[Web page and app entries]
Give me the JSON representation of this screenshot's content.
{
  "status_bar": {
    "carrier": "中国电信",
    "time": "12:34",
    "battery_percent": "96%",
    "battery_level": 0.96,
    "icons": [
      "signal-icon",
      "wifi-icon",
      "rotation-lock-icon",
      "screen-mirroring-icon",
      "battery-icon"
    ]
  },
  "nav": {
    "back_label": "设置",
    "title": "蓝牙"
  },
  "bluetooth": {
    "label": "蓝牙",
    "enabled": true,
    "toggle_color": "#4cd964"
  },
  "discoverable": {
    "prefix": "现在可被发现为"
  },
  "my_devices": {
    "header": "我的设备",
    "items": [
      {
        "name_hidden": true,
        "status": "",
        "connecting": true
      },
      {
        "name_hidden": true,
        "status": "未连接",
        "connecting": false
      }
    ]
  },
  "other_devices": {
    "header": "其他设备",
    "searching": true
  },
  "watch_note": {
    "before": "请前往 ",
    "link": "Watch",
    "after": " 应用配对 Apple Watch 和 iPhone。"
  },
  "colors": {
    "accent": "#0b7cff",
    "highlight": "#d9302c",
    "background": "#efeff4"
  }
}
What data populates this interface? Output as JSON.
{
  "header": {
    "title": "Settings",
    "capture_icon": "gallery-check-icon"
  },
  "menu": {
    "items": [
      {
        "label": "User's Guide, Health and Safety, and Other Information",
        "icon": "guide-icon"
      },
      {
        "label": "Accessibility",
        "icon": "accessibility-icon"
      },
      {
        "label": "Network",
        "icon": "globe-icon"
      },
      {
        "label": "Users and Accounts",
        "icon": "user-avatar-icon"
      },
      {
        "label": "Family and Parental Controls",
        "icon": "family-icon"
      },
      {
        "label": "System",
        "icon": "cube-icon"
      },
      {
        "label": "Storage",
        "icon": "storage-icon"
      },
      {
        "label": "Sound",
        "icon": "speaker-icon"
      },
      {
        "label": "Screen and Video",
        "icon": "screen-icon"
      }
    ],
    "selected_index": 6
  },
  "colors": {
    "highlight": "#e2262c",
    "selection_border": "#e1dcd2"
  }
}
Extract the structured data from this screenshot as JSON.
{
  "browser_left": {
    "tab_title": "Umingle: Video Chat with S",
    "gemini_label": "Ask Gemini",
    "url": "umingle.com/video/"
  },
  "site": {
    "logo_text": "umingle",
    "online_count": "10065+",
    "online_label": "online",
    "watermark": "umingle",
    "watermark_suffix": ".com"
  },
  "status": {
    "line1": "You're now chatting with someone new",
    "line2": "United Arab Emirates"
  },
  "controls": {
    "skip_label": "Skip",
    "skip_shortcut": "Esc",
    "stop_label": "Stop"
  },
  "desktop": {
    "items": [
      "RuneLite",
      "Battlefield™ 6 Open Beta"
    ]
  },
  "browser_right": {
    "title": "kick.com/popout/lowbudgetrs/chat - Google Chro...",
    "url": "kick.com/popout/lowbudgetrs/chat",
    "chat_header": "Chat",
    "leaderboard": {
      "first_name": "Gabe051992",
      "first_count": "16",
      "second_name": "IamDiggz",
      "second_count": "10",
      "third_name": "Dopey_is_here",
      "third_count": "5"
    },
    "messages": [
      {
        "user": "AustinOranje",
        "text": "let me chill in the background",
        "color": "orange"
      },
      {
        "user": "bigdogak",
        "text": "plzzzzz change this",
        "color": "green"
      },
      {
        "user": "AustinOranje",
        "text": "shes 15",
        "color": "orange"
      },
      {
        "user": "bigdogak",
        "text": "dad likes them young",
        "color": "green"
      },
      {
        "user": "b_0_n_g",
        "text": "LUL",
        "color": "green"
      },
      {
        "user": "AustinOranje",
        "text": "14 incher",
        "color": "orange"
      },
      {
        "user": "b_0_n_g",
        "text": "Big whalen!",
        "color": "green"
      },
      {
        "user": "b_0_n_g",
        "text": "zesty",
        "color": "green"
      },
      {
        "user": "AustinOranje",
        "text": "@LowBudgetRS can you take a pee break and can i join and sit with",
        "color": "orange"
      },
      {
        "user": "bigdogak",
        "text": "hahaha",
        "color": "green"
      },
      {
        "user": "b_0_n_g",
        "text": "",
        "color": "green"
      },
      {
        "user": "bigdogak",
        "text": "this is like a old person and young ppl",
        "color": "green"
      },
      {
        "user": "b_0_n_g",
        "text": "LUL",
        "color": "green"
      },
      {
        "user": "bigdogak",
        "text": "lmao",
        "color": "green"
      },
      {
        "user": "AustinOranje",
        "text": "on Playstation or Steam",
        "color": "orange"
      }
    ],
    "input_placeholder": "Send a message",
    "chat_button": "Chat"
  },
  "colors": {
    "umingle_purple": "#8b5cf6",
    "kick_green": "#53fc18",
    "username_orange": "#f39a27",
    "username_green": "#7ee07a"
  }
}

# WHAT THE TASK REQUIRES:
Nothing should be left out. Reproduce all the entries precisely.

# EXERCISE RESULT:
Give me the JSON representation of this screenshot's content.
{
  "status_bar": {
    "carrier": "中国电信",
    "time": "12:34",
    "battery_percent": "96%",
    "battery_level": 0.96,
    "icons": [
      "signal-icon",
      "wifi-icon",
      "rotation-lock-icon",
      "screen-mirroring-icon",
      "battery-icon"
    ]
  },
  "nav": {
    "back_label": "设置",
    "title": "蓝牙"
  },
  "bluetooth": {
    "label": "蓝牙",
    "enabled": true,
    "toggle_color": "#4cd964"
  },
  "discoverable": {
    "prefix": "现在可被发现为"
  },
  "my_devices": {
    "header": "我的设备",
    "items": [
      {
        "name_hidden": true,
        "status": "",
        "connecting": true
      },
      {
        "name_hidden": true,
        "status": "未连接",
        "connecting": false
      }
    ]
  },
  "other_devices": {
    "header": "其他设备",
    "searching": true
  },
  "watch_note": {
    "before": "请前往 ",
    "link": "Watch",
    "after": " 应用配对 Apple Watch 和 iPhone。"
  },
  "colors": {
    "accent": "#0b7cff",
    "highlight": "#d9302c",
    "background": "#efeff4"
  }
}
What data populates this interface? Output as JSON.
{
  "header": {
    "title": "Settings",
    "capture_icon": "gallery-check-icon"
  },
  "menu": {
    "items": [
      {
        "label": "User's Guide, Health and Safety, and Other Information",
        "icon": "guide-icon"
      },
      {
        "label": "Accessibility",
        "icon": "accessibility-icon"
      },
      {
        "label": "Network",
        "icon": "globe-icon"
      },
      {
        "label": "Users and Accounts",
        "icon": "user-avatar-icon"
      },
      {
        "label": "Family and Parental Controls",
        "icon": "family-icon"
      },
      {
        "label": "System",
        "icon": "cube-icon"
      },
      {
        "label": "Storage",
        "icon": "storage-icon"
      },
      {
        "label": "Sound",
        "icon": "speaker-icon"
      },
      {
        "label": "Screen and Video",
        "icon": "screen-icon"
      }
    ],
    "selected_index": 6
  },
  "colors": {
    "highlight": "#e2262c",
    "selection_border": "#e1dcd2"
  }
}
Extract the structured data from this screenshot as JSON.
{
  "browser_left": {
    "tab_title": "Umingle: Video Chat with S",
    "gemini_label": "Ask Gemini",
    "url": "umingle.com/video/"
  },
  "site": {
    "logo_text": "umingle",
    "online_count": "10065+",
    "online_label": "online",
    "watermark": "umingle",
    "watermark_suffix": ".com"
  },
  "status": {
    "line1": "You're now chatting with someone new",
    "line2": "United Arab Emirates"
  },
  "controls": {
    "skip_label": "Skip",
    "skip_shortcut": "Esc",
    "stop_label": "Stop"
  },
  "desktop": {
    "items": [
      "RuneLite",
      "Battlefield™ 6 Open Beta"
    ]
  },
  "browser_right": {
    "title": "kick.com/popout/lowbudgetrs/chat - Google Chro...",
    "url": "kick.com/popout/lowbudgetrs/chat",
    "chat_header": "Chat",
    "leaderboard": {
      "first_name": "Gabe051992",
      "first_count": "16",
      "second_name": "IamDiggz",
      "second_count": "10",
      "third_name": "Dopey_is_here",
      "third_count": "5"
    },
    "messages": [
      {
        "user": "AustinOranje",
        "text": "let me chill in the background",
        "color": "orange"
      },
      {
        "user": "bigdogak",
        "text": "plzzzzz change this",
        "color": "green"
      },
      {
        "user": "AustinOranje",
        "text": "shes 15",
        "color": "orange"
      },
      {
        "user": "bigdogak",
        "text": "dad likes them young",
        "color": "green"
      },
      {
        "user": "b_0_n_g",
        "text": "LUL",
        "color": "green"
      },
      {
        "user": "AustinOranje",
        "text": "14 incher",
        "color": "orange"
      },
      {
        "user": "b_0_n_g",
        "text": "Big whalen!",
        "color": "green"
      },
      {
        "user": "b_0_n_g",
        "text": "zesty",
        "color": "green"
      },
      {
        "user": "AustinOranje",
        "text": "@LowBudgetRS can you take a pee break and can i join and sit with",
        "color": "orange"
      },
      {
        "user": "bigdogak",
        "text": "hahaha",
        "color": "green"
      },
      {
        "user": "b_0_n_g",
        "text": "",
        "color": "green"
      },
      {
        "user": "bigdogak",
        "text": "this is like a old person and young ppl",
        "color": "green"
      },
      {
        "user": "b_0_n_g",
        "text": "LUL",
        "color": "green"
      },
      {
        "user": "bigdogak",
        "text": "lmao",
        "color": "green"
      },
      {
        "user": "AustinOranje",
        "text": "on Playstation or Steam",
        "color": "orange"
      }
    ],
    "input_placeholder": "Send a message",
    "chat_button": "Chat"
  },
  "colors": {
    "umingle_purple": "#8b5cf6",
    "kick_green": "#53fc18",
    "username_orange": "#f39a27",
    "username_green": "#7ee07a"
  }
}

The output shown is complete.